DPP Quick Tip: Clone versus Patch     

Working with photo editing software has become a pre-requisite for most if not all digital photographers. Unlike film photography, there is little chance that you can touch up an image that has been exposed on the film. Therefore, ensuring a correct exposure and composition before you click on the shutter button, is very important. Does this matter to digital photographers? The answer is Yes!

Many photographers nowadays had the wrong impression that digital post-processing (DPP) will “fix” or “make” your photograph better. However, capturing a picture with a perfectly balanced exposure and a stunning composition, is the very first step that you need to practice as a photographer.
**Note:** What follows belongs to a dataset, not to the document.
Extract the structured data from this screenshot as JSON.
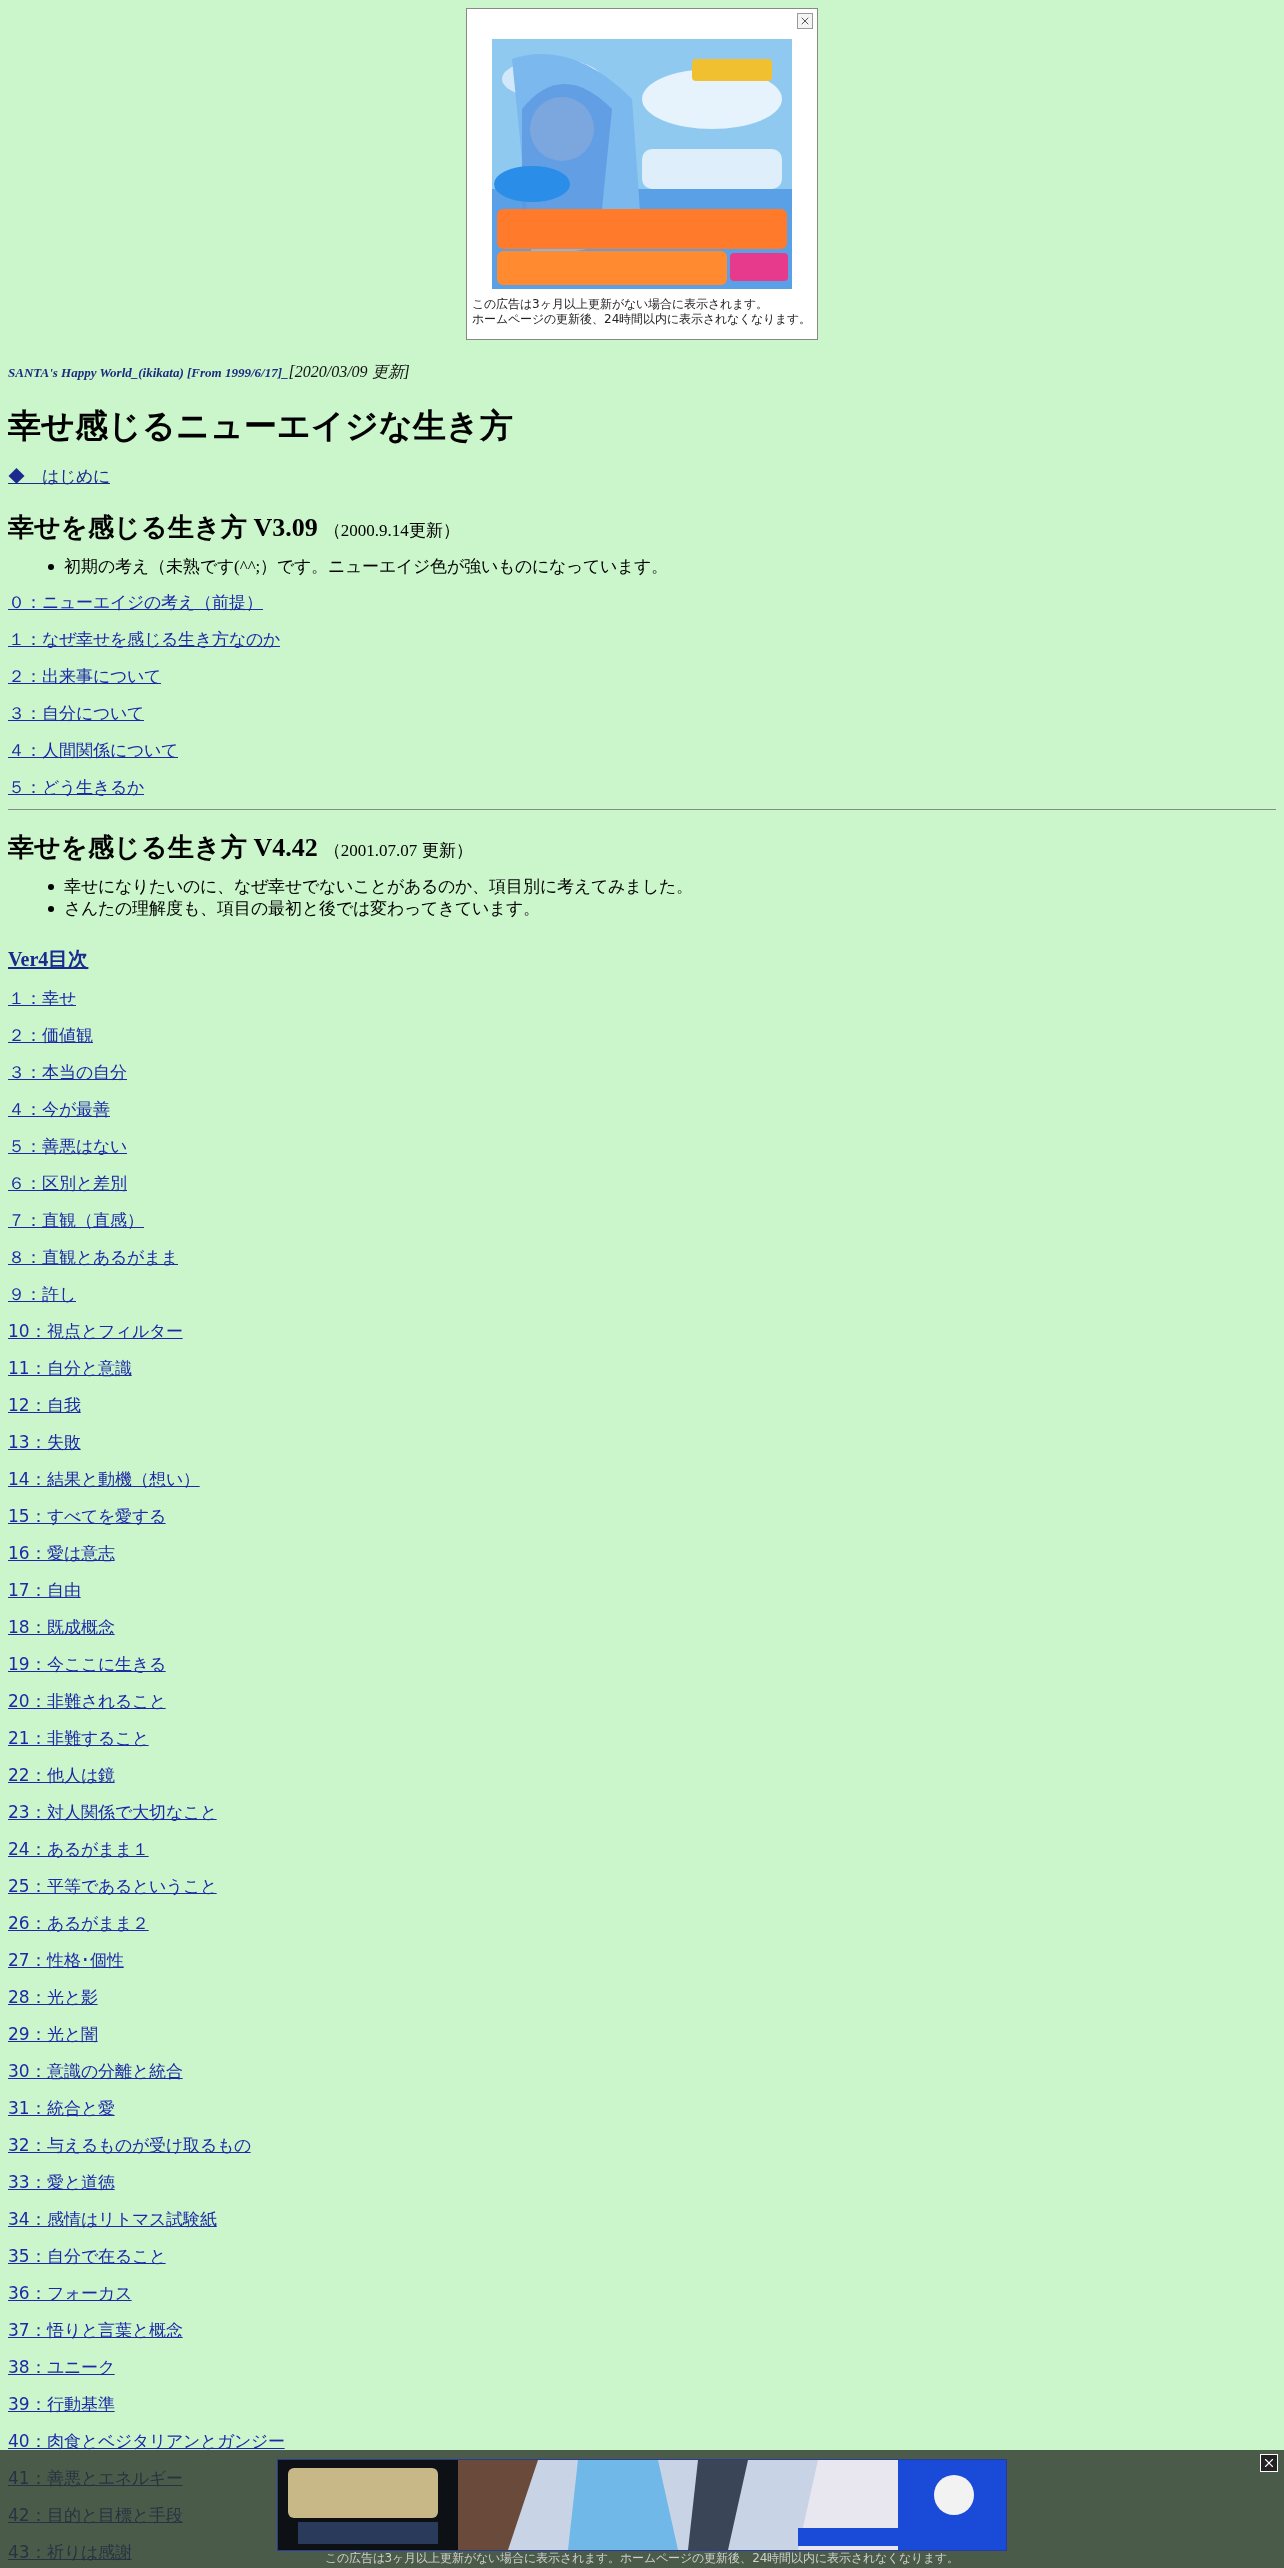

DPP is only used to drop the final touch on my photograph to make it perfect.

There are circumstances however, that DPP was used to fix (or fake) a good photograph. The tip that I am going to show you is particularly useful when you need to work with several photographers at the same time. There are inconveniences when these photographers are using different focal-length lenses during the shooting session. Take for example the below photograph; I’m shooting with a tele-lens while my partner is shooting with a wide lens.

Before Patch
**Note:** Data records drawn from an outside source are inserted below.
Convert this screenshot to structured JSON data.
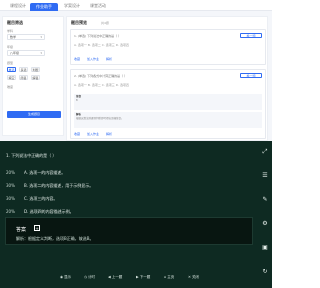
{
  "app": {
    "tabs": [
      "课程设计",
      "作业助手",
      "学案设计",
      "课堂活动"
    ],
    "active_tab": 1,
    "left": {
      "title": "题目筛选",
      "subject_label": "学科",
      "subject_value": "数学",
      "grade_label": "年级",
      "grade_value": "八年级",
      "type_label": "题型",
      "difficulty_label": "难度",
      "chips": [
        "单选",
        "多选",
        "判断",
        "填空",
        "简答",
        "解答"
      ],
      "generate_label": "生成题目"
    },
    "main": {
      "title": "题目预览",
      "count": "共4题",
      "cards": [
        {
          "line": "1. (单选) 下列说法中正确的是（ ）",
          "opts": "A. 选项一    B. 选项二    C. 选项三    D. 选项四",
          "button": "换一题",
          "actions": [
            "收藏",
            "加入作业",
            "解析"
          ]
        },
        {
          "line": "2. (单选) 下列各式中计算正确的是（ ）",
          "opts": "A. 选项一    B. 选项二    C. 选项三    D. 选项四",
          "button": "换一题",
          "answer_label": "答案",
          "answer_text": "B",
          "analysis_label": "解析",
          "analysis_text": "根据运算法则逐项判断即可得出正确答案。",
          "actions": [
            "收藏",
            "加入作业",
            "解析"
          ]
        }
      ]
    }
  },
  "viewer": {
    "question": "1. 下列说法中正确的是（ ）",
    "options": [
      {
        "tag": "20%",
        "text": "A. 选项一的内容描述。"
      },
      {
        "tag": "30%",
        "text": "B. 选项二的内容描述，用于示例显示。"
      },
      {
        "tag": "30%",
        "text": "C. 选项三的内容。"
      },
      {
        "tag": "20%",
        "text": "D. 选项四的内容描述示例。"
      }
    ],
    "answer_title": "答案",
    "answer_icon": "[+]",
    "answer_text": "解析：根据定义判断，选项B正确，故选B。",
    "toolbar": [
      "⤢",
      "☰",
      "✎",
      "⚙",
      "▣",
      "↻"
    ],
    "bottom": [
      {
        "icon": "◉",
        "label": "显示"
      },
      {
        "icon": "◷",
        "label": "计时"
      },
      {
        "icon": "◀",
        "label": "上一题"
      },
      {
        "icon": "▶",
        "label": "下一题"
      },
      {
        "icon": "⌂",
        "label": "主页"
      },
      {
        "icon": "✕",
        "label": "关闭"
      }
    ]
  },
  "colors": {
    "accent": "#2f6bf3",
    "viewer_bg": "#0e2a22",
    "answer_bg": "#081611"
  }
}
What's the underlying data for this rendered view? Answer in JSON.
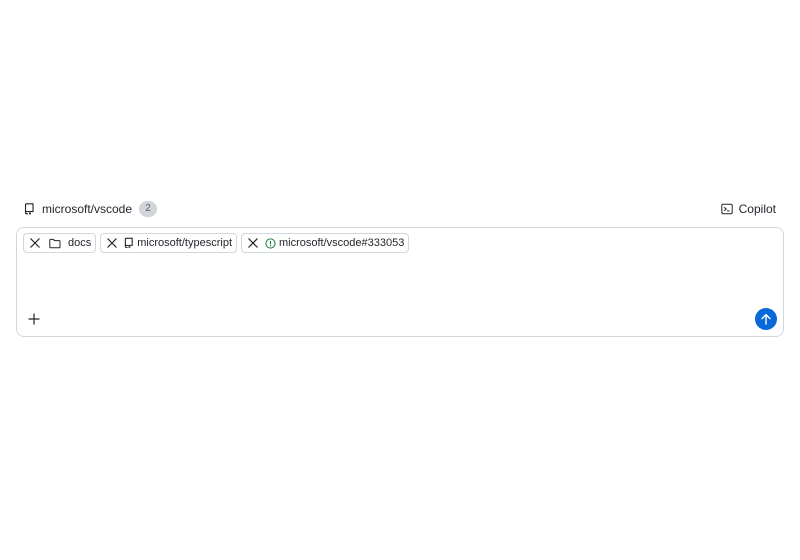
{
  "header": {
    "repo_name": "microsoft/vscode",
    "repo_icon": "repo-icon",
    "repo_count": "2",
    "copilot_label": "Copilot",
    "copilot_icon": "terminal-icon"
  },
  "composer": {
    "chips": [
      {
        "label": "docs",
        "icon": "folder-icon"
      },
      {
        "label": "microsoft/typescript",
        "icon": "repo-icon"
      },
      {
        "label": "microsoft/vscode#333053",
        "icon": "issue-open-icon"
      }
    ],
    "input_value": "",
    "add_icon": "plus-icon",
    "send_icon": "arrow-up-icon"
  },
  "colors": {
    "accent": "#0969da",
    "issue_open": "#1a7f37",
    "border": "#d0d7de",
    "text": "#1f2328"
  }
}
There are nothing wrong with the subject. Infact I like the natural expression of the couple. The problem is my partner was captured in the frame :) This can be resolve simply by patching. Patching here means copy a section of an image from another photograph, and paste it on top of the current photograph. To ensure the end result “looks” real, consider copy with feather mode so that the edge of the copied image blended with your current photograph.
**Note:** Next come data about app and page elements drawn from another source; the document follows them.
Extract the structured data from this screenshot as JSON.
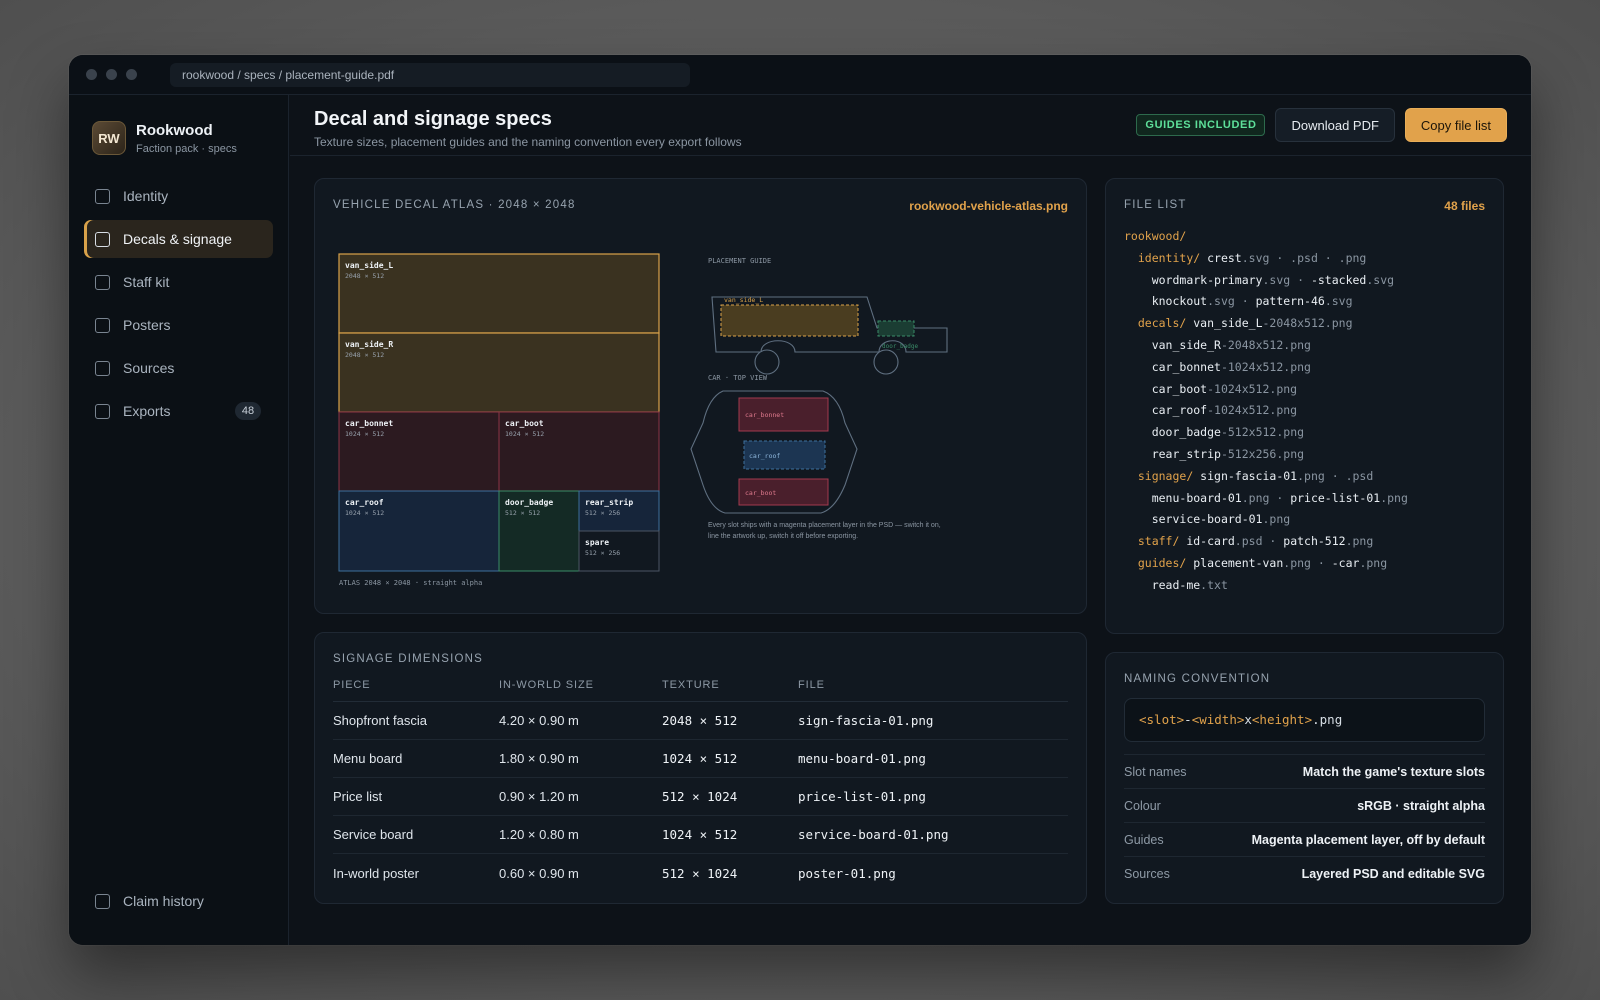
{
  "window": {
    "url": "rookwood / specs / placement-guide.pdf"
  },
  "brand": {
    "initials": "RW",
    "name": "Rookwood",
    "subtitle": "Faction pack · specs"
  },
  "nav": {
    "items": [
      {
        "label": "Identity"
      },
      {
        "label": "Decals & signage",
        "active": true
      },
      {
        "label": "Staff kit"
      },
      {
        "label": "Posters"
      },
      {
        "label": "Sources"
      },
      {
        "label": "Exports",
        "count": "48"
      }
    ],
    "bottom": {
      "label": "Claim history"
    }
  },
  "header": {
    "title": "Decal and signage specs",
    "subtitle": "Texture sizes, placement guides and the naming convention every export follows",
    "badge": "GUIDES INCLUDED",
    "download_label": "Download PDF",
    "copy_label": "Copy file list"
  },
  "atlas": {
    "title": "VEHICLE DECAL ATLAS · 2048 × 2048",
    "file": "rookwood-vehicle-atlas.png",
    "footer": "ATLAS 2048 × 2048 · straight alpha",
    "slots": [
      {
        "name": "van_side_L",
        "size": "2048 × 512"
      },
      {
        "name": "van_side_R",
        "size": "2048 × 512"
      },
      {
        "name": "car_bonnet",
        "size": "1024 × 512"
      },
      {
        "name": "car_boot",
        "size": "1024 × 512"
      },
      {
        "name": "car_roof",
        "size": "1024 × 512"
      },
      {
        "name": "door_badge",
        "size": "512 × 512"
      },
      {
        "name": "rear_strip",
        "size": "512 × 256"
      },
      {
        "name": "spare",
        "size": "512 × 256"
      }
    ],
    "guide": {
      "title": "PLACEMENT GUIDE",
      "van_label": "van_side_L",
      "badge_label": "door_badge",
      "car_title": "CAR · TOP VIEW",
      "car_labels": [
        "car_bonnet",
        "car_roof",
        "car_boot"
      ],
      "note_line1": "Every slot ships with a magenta placement layer in the PSD — switch it on,",
      "note_line2": "line the artwork up, switch it off before exporting."
    },
    "colors": {
      "van": "#d9a24a",
      "car_red": "#a33a4e",
      "car_blue": "#3d6f9c",
      "green": "#3a8c68"
    }
  },
  "file_list": {
    "title": "FILE LIST",
    "count": "48 files",
    "lines": [
      [
        {
          "t": "rookwood/",
          "c": "dir"
        }
      ],
      [
        {
          "t": "  "
        },
        {
          "t": "identity/",
          "c": "dir"
        },
        {
          "t": " crest",
          "c": "name"
        },
        {
          "t": ".svg · .psd · .png",
          "c": "ext"
        }
      ],
      [
        {
          "t": "    "
        },
        {
          "t": "wordmark-primary",
          "c": "name"
        },
        {
          "t": ".svg · ",
          "c": "ext"
        },
        {
          "t": "-stacked",
          "c": "name"
        },
        {
          "t": ".svg",
          "c": "ext"
        }
      ],
      [
        {
          "t": "    "
        },
        {
          "t": "knockout",
          "c": "name"
        },
        {
          "t": ".svg · ",
          "c": "ext"
        },
        {
          "t": "pattern-46",
          "c": "name"
        },
        {
          "t": ".svg",
          "c": "ext"
        }
      ],
      [
        {
          "t": "  "
        },
        {
          "t": "decals/",
          "c": "dir"
        },
        {
          "t": " van_side_L",
          "c": "name"
        },
        {
          "t": "-2048x512.png",
          "c": "ext"
        }
      ],
      [
        {
          "t": "    "
        },
        {
          "t": "van_side_R",
          "c": "name"
        },
        {
          "t": "-2048x512.png",
          "c": "ext"
        }
      ],
      [
        {
          "t": "    "
        },
        {
          "t": "car_bonnet",
          "c": "name"
        },
        {
          "t": "-1024x512.png",
          "c": "ext"
        }
      ],
      [
        {
          "t": "    "
        },
        {
          "t": "car_boot",
          "c": "name"
        },
        {
          "t": "-1024x512.png",
          "c": "ext"
        }
      ],
      [
        {
          "t": "    "
        },
        {
          "t": "car_roof",
          "c": "name"
        },
        {
          "t": "-1024x512.png",
          "c": "ext"
        }
      ],
      [
        {
          "t": "    "
        },
        {
          "t": "door_badge",
          "c": "name"
        },
        {
          "t": "-512x512.png",
          "c": "ext"
        }
      ],
      [
        {
          "t": "    "
        },
        {
          "t": "rear_strip",
          "c": "name"
        },
        {
          "t": "-512x256.png",
          "c": "ext"
        }
      ],
      [
        {
          "t": "  "
        },
        {
          "t": "signage/",
          "c": "dir"
        },
        {
          "t": " sign-fascia-01",
          "c": "name"
        },
        {
          "t": ".png · .psd",
          "c": "ext"
        }
      ],
      [
        {
          "t": "    "
        },
        {
          "t": "menu-board-01",
          "c": "name"
        },
        {
          "t": ".png · ",
          "c": "ext"
        },
        {
          "t": "price-list-01",
          "c": "name"
        },
        {
          "t": ".png",
          "c": "ext"
        }
      ],
      [
        {
          "t": "    "
        },
        {
          "t": "service-board-01",
          "c": "name"
        },
        {
          "t": ".png",
          "c": "ext"
        }
      ],
      [
        {
          "t": "  "
        },
        {
          "t": "staff/",
          "c": "dir"
        },
        {
          "t": " id-card",
          "c": "name"
        },
        {
          "t": ".psd · ",
          "c": "ext"
        },
        {
          "t": "patch-512",
          "c": "name"
        },
        {
          "t": ".png",
          "c": "ext"
        }
      ],
      [
        {
          "t": "  "
        },
        {
          "t": "guides/",
          "c": "dir"
        },
        {
          "t": " placement-van",
          "c": "name"
        },
        {
          "t": ".png · ",
          "c": "ext"
        },
        {
          "t": "-car",
          "c": "name"
        },
        {
          "t": ".png",
          "c": "ext"
        }
      ],
      [
        {
          "t": "    "
        },
        {
          "t": "read-me",
          "c": "name"
        },
        {
          "t": ".txt",
          "c": "ext"
        }
      ]
    ]
  },
  "signage": {
    "title": "SIGNAGE DIMENSIONS",
    "columns": [
      "PIECE",
      "IN-WORLD SIZE",
      "TEXTURE",
      "FILE"
    ],
    "rows": [
      [
        "Shopfront fascia",
        "4.20 × 0.90 m",
        "2048 × 512",
        "sign-fascia-01.png"
      ],
      [
        "Menu board",
        "1.80 × 0.90 m",
        "1024 × 512",
        "menu-board-01.png"
      ],
      [
        "Price list",
        "0.90 × 1.20 m",
        "512 × 1024",
        "price-list-01.png"
      ],
      [
        "Service board",
        "1.20 × 0.80 m",
        "1024 × 512",
        "service-board-01.png"
      ],
      [
        "In-world poster",
        "0.60 × 0.90 m",
        "512 × 1024",
        "poster-01.png"
      ]
    ]
  },
  "naming": {
    "title": "NAMING CONVENTION",
    "pattern": [
      {
        "t": "<slot>",
        "c": "var"
      },
      {
        "t": "-"
      },
      {
        "t": "<width>",
        "c": "var"
      },
      {
        "t": "x"
      },
      {
        "t": "<height>",
        "c": "var"
      },
      {
        "t": ".png"
      }
    ],
    "rows": [
      {
        "k": "Slot names",
        "v": "Match the game's texture slots"
      },
      {
        "k": "Colour",
        "v": "sRGB · straight alpha"
      },
      {
        "k": "Guides",
        "v": "Magenta placement layer, off by default"
      },
      {
        "k": "Sources",
        "v": "Layered PSD and editable SVG"
      }
    ]
  }
}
After Patch

What I will do next is to remove distractive elements on my photograph. Two things you can do here. First is to crop your image tighter to remove “unwanted” objects at the side of your photograph. Second is to “clean” your image with a clone brush (Most photo editing software should have this function). Cloning means making identical copies of a portion (normally small area) of your current image, and paste it on “unwanted” objects.

Editing and Cloning

Feel free to comment on the final edited image above. Personally I will retain the background tree for overall balance of the image. However, removing the tree might also makes the image looks “cleaner”. What you think?

Posted 8 years, 10 months ago at 9:16 am. 4 comments